January 20, 2012
Have Christians always believed homosexuality is a sin? Has that stance been our consistent practice over the two millennia since Christ died and the first Christian communities took shape? Would knowing the answer to that question, one way or the other, carry much weight with us?
Quakers don’t have much official use for tradition, as opposed to (say) Roman Catholics. Nevertheless, we often cling to traditional ways. If something has been that way ‘from the beginning,’ it gathers a certain weight with us.
So how about homosexuality? Have Christians had a consistent practice of viewing homosexuality as a sin? If we take our eyes off the five ambiguous Bible passages for a moment, what has been the subsequent lived experience of Christian communities over two millennia? Did early Christians act as if they saw the same ‘homosexuality is a sin’ teaching in the Bible that many profess today?
Until 1980, no one much doubted that Christians always considered homosexuality as a sin, so settled had the negative view become. In that year, however, John Boswell published Christianity, Social Tolerance and Homosexuality: Gay People in Western Europe from the Beginning of the Christian Era to the Fourteenth Century (Chicago: University of Chicago Press, 1980). CSTH (as the title is often abbreviated) completely upended our understanding of homosexuality in the early church.
It is 442 pages long and now in its eighth printing — astonishing for an academic work.

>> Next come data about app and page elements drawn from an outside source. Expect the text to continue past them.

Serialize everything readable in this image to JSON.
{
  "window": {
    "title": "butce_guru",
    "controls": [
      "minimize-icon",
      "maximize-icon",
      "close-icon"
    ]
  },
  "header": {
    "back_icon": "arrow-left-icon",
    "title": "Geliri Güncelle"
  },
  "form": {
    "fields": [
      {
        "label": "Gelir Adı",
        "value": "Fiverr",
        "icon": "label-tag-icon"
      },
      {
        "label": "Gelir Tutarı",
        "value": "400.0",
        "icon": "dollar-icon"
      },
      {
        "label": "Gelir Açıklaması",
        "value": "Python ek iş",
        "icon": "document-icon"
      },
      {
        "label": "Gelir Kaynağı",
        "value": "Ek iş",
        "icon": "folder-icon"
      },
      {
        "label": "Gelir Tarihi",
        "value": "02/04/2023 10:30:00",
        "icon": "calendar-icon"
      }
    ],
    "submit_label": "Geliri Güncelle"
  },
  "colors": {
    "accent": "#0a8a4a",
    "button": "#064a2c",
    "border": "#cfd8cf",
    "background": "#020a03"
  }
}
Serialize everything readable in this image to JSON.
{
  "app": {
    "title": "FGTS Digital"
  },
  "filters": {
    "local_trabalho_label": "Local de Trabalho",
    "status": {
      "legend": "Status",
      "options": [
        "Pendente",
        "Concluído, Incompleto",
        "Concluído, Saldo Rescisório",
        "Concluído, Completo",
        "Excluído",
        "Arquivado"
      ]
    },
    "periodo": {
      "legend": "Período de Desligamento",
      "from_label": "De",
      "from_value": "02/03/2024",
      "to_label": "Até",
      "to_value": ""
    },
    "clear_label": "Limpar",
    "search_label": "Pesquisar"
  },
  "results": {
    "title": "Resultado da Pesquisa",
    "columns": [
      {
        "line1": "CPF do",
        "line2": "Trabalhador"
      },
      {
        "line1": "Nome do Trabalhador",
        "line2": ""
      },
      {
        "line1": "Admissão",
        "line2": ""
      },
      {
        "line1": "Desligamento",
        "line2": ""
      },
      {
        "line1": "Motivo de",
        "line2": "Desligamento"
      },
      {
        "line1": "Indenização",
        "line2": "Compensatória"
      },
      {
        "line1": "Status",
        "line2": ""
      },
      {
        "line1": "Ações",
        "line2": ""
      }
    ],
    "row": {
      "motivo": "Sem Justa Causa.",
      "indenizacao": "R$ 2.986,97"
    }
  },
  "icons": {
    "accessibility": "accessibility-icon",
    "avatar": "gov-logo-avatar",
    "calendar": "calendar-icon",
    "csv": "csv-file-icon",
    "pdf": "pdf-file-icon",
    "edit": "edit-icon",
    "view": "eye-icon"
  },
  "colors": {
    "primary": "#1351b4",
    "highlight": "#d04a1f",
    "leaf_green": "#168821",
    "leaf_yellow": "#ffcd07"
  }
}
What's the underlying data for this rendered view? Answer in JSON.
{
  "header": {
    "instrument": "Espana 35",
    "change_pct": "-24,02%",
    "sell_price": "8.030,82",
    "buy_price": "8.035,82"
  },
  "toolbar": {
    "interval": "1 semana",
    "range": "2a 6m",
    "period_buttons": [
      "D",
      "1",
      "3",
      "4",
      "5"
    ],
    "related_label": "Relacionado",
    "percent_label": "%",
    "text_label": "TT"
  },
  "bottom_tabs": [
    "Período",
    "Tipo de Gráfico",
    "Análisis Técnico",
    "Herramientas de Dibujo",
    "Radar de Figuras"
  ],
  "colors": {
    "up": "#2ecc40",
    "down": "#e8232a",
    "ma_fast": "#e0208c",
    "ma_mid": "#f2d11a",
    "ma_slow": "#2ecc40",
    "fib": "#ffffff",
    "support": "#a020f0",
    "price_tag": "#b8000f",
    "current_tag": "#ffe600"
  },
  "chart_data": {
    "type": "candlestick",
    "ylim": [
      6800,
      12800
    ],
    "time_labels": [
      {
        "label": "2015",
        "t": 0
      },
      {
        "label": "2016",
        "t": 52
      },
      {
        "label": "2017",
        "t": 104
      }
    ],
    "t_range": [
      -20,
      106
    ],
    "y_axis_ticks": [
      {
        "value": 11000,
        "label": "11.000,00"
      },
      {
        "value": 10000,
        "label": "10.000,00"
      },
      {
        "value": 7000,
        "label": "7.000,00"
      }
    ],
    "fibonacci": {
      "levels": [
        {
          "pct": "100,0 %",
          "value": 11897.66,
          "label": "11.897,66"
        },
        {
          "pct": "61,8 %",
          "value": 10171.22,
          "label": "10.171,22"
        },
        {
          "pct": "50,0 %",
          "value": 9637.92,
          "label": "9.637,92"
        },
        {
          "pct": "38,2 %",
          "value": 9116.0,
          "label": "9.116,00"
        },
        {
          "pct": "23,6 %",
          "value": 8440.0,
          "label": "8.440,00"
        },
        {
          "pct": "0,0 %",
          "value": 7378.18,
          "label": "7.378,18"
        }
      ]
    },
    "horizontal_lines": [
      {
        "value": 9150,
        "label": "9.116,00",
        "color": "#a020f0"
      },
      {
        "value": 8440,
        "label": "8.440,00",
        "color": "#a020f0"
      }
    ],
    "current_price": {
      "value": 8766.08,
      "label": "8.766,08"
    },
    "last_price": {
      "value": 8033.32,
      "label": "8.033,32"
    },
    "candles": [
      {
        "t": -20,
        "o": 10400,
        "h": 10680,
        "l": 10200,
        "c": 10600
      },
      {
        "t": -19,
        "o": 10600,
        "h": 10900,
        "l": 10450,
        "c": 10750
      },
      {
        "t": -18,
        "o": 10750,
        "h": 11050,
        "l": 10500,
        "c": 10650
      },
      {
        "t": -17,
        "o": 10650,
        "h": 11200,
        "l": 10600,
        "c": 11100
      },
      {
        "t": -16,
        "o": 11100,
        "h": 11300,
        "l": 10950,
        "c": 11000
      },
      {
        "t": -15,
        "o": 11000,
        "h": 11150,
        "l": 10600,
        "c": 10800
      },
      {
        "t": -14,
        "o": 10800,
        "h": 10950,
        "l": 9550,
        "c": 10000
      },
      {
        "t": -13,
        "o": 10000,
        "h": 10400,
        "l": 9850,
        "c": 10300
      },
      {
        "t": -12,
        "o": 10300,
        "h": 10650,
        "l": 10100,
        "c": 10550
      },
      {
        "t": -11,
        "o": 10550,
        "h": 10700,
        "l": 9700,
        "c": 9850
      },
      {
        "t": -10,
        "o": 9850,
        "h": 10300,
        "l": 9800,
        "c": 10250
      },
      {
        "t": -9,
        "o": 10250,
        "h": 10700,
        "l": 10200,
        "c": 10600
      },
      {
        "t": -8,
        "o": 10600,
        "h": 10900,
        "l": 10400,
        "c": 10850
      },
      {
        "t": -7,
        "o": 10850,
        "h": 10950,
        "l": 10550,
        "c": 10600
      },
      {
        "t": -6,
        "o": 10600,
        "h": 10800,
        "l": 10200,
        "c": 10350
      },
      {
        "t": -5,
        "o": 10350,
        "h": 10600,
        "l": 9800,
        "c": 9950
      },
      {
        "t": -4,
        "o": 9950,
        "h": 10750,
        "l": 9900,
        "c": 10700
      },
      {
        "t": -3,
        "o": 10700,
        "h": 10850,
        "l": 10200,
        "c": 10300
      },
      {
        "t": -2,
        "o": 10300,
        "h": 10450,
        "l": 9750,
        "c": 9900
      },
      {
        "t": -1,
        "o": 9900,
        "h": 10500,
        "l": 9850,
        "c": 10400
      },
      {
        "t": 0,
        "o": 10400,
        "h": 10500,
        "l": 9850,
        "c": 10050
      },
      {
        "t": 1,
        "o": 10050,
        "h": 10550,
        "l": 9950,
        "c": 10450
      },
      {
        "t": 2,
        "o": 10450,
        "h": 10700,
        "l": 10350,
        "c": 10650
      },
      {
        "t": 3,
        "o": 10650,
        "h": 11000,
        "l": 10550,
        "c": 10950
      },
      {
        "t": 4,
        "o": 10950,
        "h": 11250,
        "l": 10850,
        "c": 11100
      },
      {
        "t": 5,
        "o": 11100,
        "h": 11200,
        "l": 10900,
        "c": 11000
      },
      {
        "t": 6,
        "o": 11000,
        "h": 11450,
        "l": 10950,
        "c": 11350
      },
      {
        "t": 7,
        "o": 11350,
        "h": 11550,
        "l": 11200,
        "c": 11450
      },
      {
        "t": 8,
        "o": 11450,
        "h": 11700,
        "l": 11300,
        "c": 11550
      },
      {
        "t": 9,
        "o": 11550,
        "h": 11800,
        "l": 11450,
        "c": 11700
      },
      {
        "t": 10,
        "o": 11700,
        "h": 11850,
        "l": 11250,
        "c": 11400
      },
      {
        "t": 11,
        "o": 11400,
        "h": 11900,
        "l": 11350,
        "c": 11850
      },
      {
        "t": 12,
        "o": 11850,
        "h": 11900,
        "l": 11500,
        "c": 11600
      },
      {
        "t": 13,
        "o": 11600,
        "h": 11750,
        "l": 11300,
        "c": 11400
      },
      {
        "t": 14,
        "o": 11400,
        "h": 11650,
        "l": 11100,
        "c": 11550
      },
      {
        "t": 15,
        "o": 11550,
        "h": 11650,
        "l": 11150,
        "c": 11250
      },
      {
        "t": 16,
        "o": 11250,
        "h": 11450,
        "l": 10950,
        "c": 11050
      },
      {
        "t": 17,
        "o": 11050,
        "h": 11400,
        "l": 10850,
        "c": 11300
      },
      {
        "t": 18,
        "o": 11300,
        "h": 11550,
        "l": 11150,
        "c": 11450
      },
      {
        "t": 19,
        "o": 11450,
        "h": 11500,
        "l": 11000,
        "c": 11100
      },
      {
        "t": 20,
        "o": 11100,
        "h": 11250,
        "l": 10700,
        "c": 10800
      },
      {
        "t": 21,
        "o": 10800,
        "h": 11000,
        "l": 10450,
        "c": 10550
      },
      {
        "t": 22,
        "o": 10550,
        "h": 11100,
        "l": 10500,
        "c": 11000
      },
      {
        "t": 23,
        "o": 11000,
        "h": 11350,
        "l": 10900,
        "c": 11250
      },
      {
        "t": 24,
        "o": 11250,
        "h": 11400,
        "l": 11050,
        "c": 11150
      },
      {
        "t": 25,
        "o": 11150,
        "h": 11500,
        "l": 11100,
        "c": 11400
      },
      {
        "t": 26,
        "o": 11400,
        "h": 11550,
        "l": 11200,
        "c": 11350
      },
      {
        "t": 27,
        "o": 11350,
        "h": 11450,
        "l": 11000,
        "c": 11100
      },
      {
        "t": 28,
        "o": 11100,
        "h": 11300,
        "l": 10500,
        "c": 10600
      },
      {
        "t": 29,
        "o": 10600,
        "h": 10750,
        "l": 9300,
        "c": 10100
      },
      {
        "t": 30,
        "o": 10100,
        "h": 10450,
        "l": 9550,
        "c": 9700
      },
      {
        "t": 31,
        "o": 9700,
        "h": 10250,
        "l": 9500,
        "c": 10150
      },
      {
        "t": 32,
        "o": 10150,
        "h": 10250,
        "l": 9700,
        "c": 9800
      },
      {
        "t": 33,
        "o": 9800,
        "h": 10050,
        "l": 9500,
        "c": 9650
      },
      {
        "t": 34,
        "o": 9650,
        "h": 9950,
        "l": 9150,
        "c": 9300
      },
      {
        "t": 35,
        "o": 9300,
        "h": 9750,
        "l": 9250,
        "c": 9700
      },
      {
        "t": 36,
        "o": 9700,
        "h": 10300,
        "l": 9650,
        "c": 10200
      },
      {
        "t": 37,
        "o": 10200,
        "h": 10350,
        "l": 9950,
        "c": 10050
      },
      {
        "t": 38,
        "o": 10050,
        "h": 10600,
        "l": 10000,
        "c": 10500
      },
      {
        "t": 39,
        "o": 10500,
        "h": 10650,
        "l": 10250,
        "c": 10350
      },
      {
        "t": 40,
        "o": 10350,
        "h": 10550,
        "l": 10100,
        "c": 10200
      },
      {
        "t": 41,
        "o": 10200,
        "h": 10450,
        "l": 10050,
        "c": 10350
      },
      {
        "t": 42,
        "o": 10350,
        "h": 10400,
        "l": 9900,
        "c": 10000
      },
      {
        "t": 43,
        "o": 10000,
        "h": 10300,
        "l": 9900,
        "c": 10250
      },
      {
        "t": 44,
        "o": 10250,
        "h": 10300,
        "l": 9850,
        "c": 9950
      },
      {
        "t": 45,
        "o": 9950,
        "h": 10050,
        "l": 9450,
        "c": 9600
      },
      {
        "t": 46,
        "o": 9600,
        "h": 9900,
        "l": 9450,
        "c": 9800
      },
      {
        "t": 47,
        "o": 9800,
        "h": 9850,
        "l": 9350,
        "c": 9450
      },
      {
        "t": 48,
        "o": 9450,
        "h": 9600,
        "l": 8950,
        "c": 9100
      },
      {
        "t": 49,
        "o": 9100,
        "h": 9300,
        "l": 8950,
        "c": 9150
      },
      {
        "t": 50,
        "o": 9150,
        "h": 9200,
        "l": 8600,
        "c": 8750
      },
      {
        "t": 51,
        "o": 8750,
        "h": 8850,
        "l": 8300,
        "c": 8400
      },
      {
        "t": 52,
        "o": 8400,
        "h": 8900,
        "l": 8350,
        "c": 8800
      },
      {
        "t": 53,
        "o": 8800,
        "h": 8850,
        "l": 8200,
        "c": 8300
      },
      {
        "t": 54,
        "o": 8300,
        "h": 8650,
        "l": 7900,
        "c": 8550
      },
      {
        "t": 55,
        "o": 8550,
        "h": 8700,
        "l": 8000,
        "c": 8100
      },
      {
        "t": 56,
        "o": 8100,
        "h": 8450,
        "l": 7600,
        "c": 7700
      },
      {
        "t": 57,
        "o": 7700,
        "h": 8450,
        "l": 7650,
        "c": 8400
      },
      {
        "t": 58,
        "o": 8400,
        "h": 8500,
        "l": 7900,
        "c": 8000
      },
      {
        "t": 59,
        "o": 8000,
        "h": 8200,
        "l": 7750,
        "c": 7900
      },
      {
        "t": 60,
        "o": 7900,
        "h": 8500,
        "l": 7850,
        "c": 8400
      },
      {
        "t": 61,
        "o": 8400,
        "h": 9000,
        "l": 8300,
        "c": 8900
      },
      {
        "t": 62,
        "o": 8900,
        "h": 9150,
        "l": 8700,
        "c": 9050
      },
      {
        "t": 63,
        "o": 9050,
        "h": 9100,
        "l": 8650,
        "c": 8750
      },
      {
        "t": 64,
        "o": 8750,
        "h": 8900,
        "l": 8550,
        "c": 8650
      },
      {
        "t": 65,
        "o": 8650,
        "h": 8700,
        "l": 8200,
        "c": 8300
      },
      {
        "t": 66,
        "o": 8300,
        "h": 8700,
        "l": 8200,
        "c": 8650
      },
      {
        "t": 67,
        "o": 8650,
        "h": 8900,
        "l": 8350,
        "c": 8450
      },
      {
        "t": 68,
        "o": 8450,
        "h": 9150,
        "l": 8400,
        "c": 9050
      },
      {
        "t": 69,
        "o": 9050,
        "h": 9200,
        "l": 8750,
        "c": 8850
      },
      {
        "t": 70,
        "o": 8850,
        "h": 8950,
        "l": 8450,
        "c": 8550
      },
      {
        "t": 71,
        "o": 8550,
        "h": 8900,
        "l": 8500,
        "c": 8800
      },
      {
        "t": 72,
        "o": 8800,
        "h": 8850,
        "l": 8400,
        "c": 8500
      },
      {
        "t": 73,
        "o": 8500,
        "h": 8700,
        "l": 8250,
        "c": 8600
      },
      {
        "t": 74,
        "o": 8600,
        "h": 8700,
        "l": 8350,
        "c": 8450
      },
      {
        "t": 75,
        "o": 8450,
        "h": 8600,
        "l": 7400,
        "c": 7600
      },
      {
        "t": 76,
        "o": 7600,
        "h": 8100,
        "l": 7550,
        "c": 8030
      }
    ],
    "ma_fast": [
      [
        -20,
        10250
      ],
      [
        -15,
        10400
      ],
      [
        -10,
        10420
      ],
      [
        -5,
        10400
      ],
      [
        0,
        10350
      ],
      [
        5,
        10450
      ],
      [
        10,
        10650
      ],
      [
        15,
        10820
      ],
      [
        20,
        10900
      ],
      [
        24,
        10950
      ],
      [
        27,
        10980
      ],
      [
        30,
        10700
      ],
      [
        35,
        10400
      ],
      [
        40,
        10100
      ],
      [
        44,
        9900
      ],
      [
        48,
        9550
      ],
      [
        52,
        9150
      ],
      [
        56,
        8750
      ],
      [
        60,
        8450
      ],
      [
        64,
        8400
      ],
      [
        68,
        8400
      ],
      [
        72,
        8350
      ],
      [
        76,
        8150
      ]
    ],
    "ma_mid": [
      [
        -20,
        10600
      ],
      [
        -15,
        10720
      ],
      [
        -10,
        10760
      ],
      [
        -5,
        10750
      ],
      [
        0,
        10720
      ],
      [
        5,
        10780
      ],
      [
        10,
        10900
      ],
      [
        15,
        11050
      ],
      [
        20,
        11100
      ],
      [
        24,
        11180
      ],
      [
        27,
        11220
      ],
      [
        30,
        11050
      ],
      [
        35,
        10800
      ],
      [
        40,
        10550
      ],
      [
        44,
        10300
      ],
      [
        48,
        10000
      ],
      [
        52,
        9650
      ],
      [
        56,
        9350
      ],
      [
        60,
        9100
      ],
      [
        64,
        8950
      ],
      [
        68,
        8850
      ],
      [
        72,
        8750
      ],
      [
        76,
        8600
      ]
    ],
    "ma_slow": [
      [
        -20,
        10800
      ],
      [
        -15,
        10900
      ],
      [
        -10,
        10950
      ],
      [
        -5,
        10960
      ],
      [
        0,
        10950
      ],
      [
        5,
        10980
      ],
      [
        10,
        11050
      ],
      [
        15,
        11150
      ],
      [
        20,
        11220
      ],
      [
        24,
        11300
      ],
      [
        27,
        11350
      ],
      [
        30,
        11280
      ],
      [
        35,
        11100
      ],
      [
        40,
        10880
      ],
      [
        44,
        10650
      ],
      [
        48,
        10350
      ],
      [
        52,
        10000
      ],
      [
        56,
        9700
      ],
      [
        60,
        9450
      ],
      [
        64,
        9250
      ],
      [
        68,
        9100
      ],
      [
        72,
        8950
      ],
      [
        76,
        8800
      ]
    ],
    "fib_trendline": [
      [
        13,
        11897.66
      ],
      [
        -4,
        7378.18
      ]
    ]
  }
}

It is well worth reading, even now, 32 years after its publication.
An observant Roman Catholic, Boswell was a young scholar with an unusual gift for languages, ancient and modern. He had a Harvard Ph.D. and was an assistant professor at Yale in the History department when the book was published. CSTH is meticulously researched and documented. It won many awards and prizes in the history profession. It has generated a flood of subsequent scholarship, some of it extending his thesis, some criticizing parts of what he says. Still, the main arguments of CSTH have held up well in in the view of the scholarship that followed.
Here is another scholar’s brief summary of the Boswell thesis in CSTH. “Four main points form the narrative for the book: First, that Christianity had come into existence in an era of Greek and Roman tolerance for same-sex eroticism. Second, that nothing in the Christian scriptures or early tradition required a hostile assessment of homosexuality; rather, that such assessments represented a misreading of scripture. Third, that early medieval Christians showed no real animosity toward same-sex eroticism. Fourth, that it was only in the twelfth and thirteenth centuries that Christian writers formulated a significant hostility towards homosexuality, and then read the hostility back into their scriptures and early tradition.” (Mathew Kuefler, “The Boswell Thesis,” 2006.)
“… and then read the hostility back into their scriptures…” We should take notice.
How could we have forgotten all this? Because once homosexuality did come to be viewed as a sin in the 12th century or so, those drawn to same-sex erotic behavior had to make themselves invisible or else face persecution. In 1553, for example (but not before), homosexual behavior became a hanging crime in England. Gay people disappeared from sight. And so knowledge of any sort about same-sex eroticism disappeared – disappeared, that is, until a scholar carefully combed old records and texts, and brought forth a new understanding of social and religious tolerance of homosexuality in the Church’s first millennium.
One thing that has emerged from the scholarship spawned by CSTH is that the turn toward declaring homosexuality a sin and the subsequent persecution of homosexuals, came at about the same time that persecution began against others who could be labeled outsiders: Jews and lepers, for example. [See, for example, R. I. Moore, The Formation of a Persecuting Society: Power and Deviance in Western Europe, 950-1250 (Oxford: Blackwell, 1987).]
Once we recognize that the Church in its first thousand years did not regard homosexuality as a sin, what changes for us? I believe we need to question whether we are reading correctly those three New Testament verses: Romans 1:21-32, I Corinthians 6:9-10, I Timothy 1:9-10. If early Christians did not read those as saying that homosexuality is a sin, why should we?
Once a conviction that something is wrong takes hold, it can be hard to root out. Boswell puts on the frontispiece to CSTH a quotation from Moritz Goldstein about anti-Semitic views: “We can easily reduce our detractors to absurdity and show them their hostility is groundless. But what does this prove? That their hatred is real. When every slander has been rebutted, every misconception cleared up, every false opinion about us overcome, intolerance itself will remain finally irrefutable.” I pray that Goldstein is wrong; I pray that this time we can overcome a prejudice.